* **Required work**:
Every line that contains the word "pointing" should be copied from the records below.

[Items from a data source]
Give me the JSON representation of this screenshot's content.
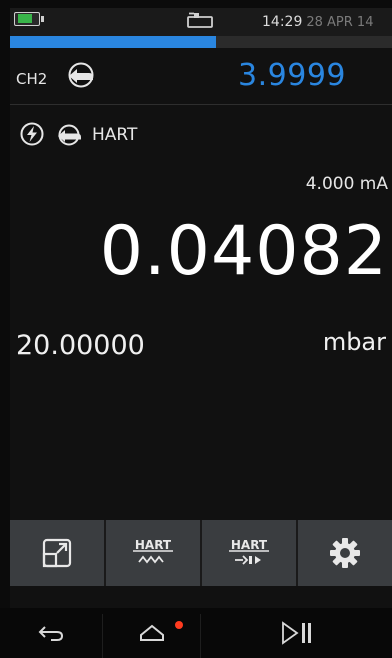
{
  "status_bar": {
    "time": "14:29",
    "date": "28 APR 14",
    "battery_icon": "battery-charging-icon",
    "connection_icon": "usb-connector-icon",
    "progress_fraction": 0.54
  },
  "ch2": {
    "label": "CH2",
    "icon": "hand-pointing-icon",
    "value": "3.9999"
  },
  "hart": {
    "power_icon": "lightning-circle-icon",
    "input_icon": "hand-pointing-icon",
    "label": "HART"
  },
  "readings": {
    "current": "4.000 mA",
    "main_value": "0.04082",
    "range": "20.00000",
    "unit": "mbar"
  },
  "softkeys": [
    {
      "icon": "expand-window-icon"
    },
    {
      "icon": "hart-wave-icon",
      "label": "HART"
    },
    {
      "icon": "hart-connect-icon",
      "label": "HART"
    },
    {
      "icon": "gear-icon"
    }
  ],
  "navbar": {
    "back_icon": "back-arrow-icon",
    "home_icon": "home-icon",
    "play_pause_icon": "play-pause-icon"
  },
  "colors": {
    "accent": "#2a86e0",
    "softkey_bg": "#3a3d40",
    "battery_green": "#39b54a",
    "notification_red": "#ff3b1f"
  }
}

* **Answer**:
    "icon": "hand-pointing-icon",
    "input_icon": "hand-pointing-icon",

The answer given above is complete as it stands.